“Oh, you don’t want to send your kid there. It’s a bad school,” she said as we stood at the bus stop and shivered in the predawn chill.
She’s not the only one. A number of my middle and upper middle class neighbors and acquaintances of varied hues have warned us about the caliber of this school.
By some strange fluke of zoning, our choice of suburban neighborhood public elementary schools includes one with higher scores that is less diverse and one with slightly lower scores that is more diverse.
Lots of folks have urged us (read: warned us) to consider the former.
And yet, clearly the two women on the bus knew a different narrative about this school.
So what gives? Why the two different takes?

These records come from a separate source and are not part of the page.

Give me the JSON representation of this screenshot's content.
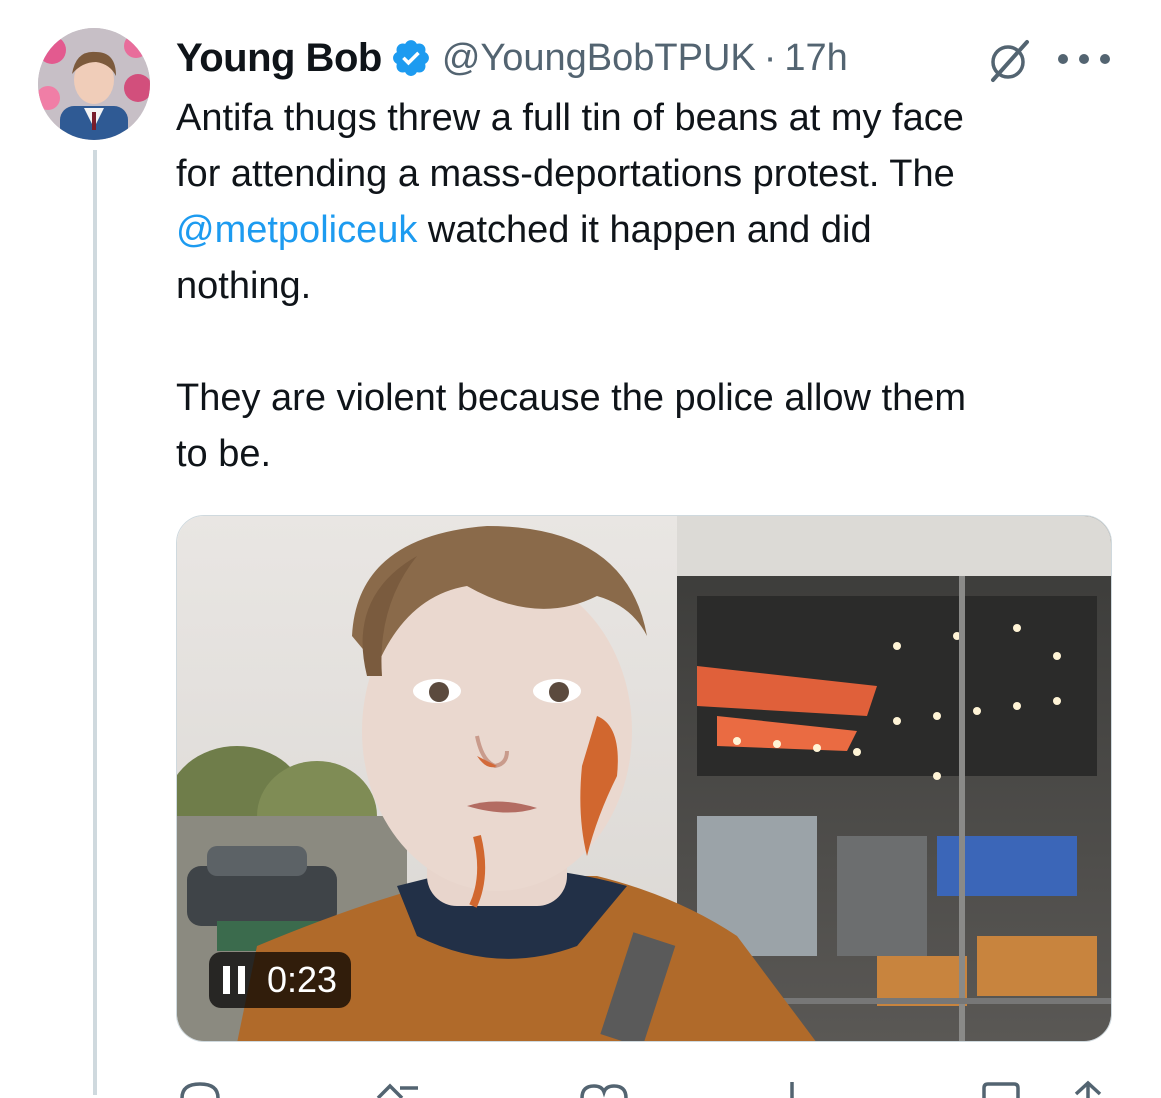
{
  "tweet": {
    "display_name": "Young Bob",
    "handle": "@YoungBobTPUK",
    "separator": "·",
    "time": "17h",
    "text": {
      "line1": "Antifa thugs threw a full tin of beans at my face",
      "line2": "for attending a mass-deportations protest. The",
      "mention": "@metpoliceuk",
      "line3_rest": " watched it happen and did",
      "line4": "nothing.",
      "line5": "They are violent because the police allow them",
      "line6": "to be."
    }
  },
  "video": {
    "elapsed": "0:23",
    "state": "playing"
  },
  "icons": {
    "verified": "verified-badge-icon",
    "grok": "grok-icon",
    "more": "more-icon",
    "pause": "pause-icon",
    "reply": "reply-icon",
    "repost": "repost-icon",
    "like": "like-icon",
    "views": "views-icon",
    "bookmark": "bookmark-icon",
    "share": "share-icon"
  },
  "colors": {
    "link": "#1d9bf0",
    "verified": "#1d9bf0",
    "secondary_text": "#536471",
    "primary_text": "#0f1419"
  }
}
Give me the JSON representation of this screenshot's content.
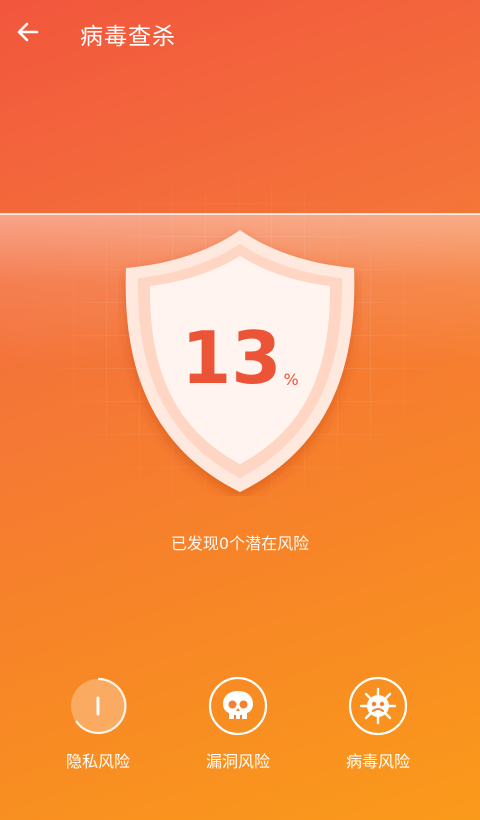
{
  "header": {
    "back_icon": "arrow-left-icon",
    "title": "病毒查杀"
  },
  "scan": {
    "progress_value": "13",
    "progress_unit": "%",
    "progress_fraction": 0.13,
    "status_text": "已发现0个潜在风险"
  },
  "risks": [
    {
      "label": "隐私风险",
      "icon": "privacy-scan-icon",
      "state": "scanning"
    },
    {
      "label": "漏洞风险",
      "icon": "skull-icon",
      "state": "pending"
    },
    {
      "label": "病毒风险",
      "icon": "virus-icon",
      "state": "pending"
    }
  ],
  "colors": {
    "gradient_top": "#f2563d",
    "gradient_bottom": "#fa9a1a",
    "accent_red": "#ec5437",
    "shield_fill": "#fff4ef"
  }
}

Those who pooh-pooh the school cite test scores, or rather the blanket score given on such sites as schooldigger.com and greatschools.org.
Here’s what I know as a former education reporter: numbers don’t tell the whole story.
So I poked around.
First of all, Maryland schools already rank among some of the highest in the nation. The state’s assessment is considered rigorous (for the uninitiated, each state has its own assessment and some are more challenging than others…but that’s another post).
For those looking for a better snapshot of performance (at least the kind a test can measure…which is NOT the full picture of a school), I suggest going to your district or state’s department of education and breaking scores down by such groups as gender and race. Look at trends over the past three years. You want to see upward momentum.
Looking at the “scores”, the school folks cautioned us against for 1st-5th actually has test scores comparable to the best public elementary schools over in neighboring DC…the same schools in predominantly white and affluent neighborhoods people break their necks to get into every year.
Furthermore, when you disaggregate the numbers, minority children at our diverse neighborhood school fare better in reading and math than kids at the highly sought after DC schools.
It turns out that black and brown kids at the “choice” school are actually slipping in achievement. The “choice” school did not meet achievement goals last year for African American, special needs, kids who speak another primary language, or kids on free or reduced lunch. So that means that black and brown parents who rely simply on word of mouth rather than checking the facts out for themselves are sending their kids to a school that, while it looks good when given a cursory glance, actually fails kids who look like them.
Meanwhile, the school we were warned against–the one that has a high black and Latino population–has moved those kids forward at a good and steady clip.The class sizes are also much smaller and the money spent per student is much higher at the diverse school.
So what’s up? Why the bit of whispered caution?
The diverse neighborhood school has a high percentage of children who hail from the neighboring apartment communities and are on free and reduced lunch. More than a dozen different languages are spoken at the school. Many of the teachers are African American and Latino.
To this I say: we should embrace diversity in all forms.
I’ve spoken with PTA parents and teachers at this school and found them quite knowledgeable and involved. I’ve visited the school (which is also my voting polling site) on numerous occasions and found the environment warm and caring. The other “choice” school is lovely as well, but has fewer teachers of color and a less racially and socioeconomically diverse student body.
As I’ve written about in another post, we want to make sure our children are in environments that reflect ethnic and socioeconomic diversity. We believe strongly that this type of upbringing will help them grow up to be more confident and compassionate people.
We have a while yet to decide on an elementary school, but, for those weighing their options, I recommend taking a similar look behind the numbers.
What you learn just might surprise you.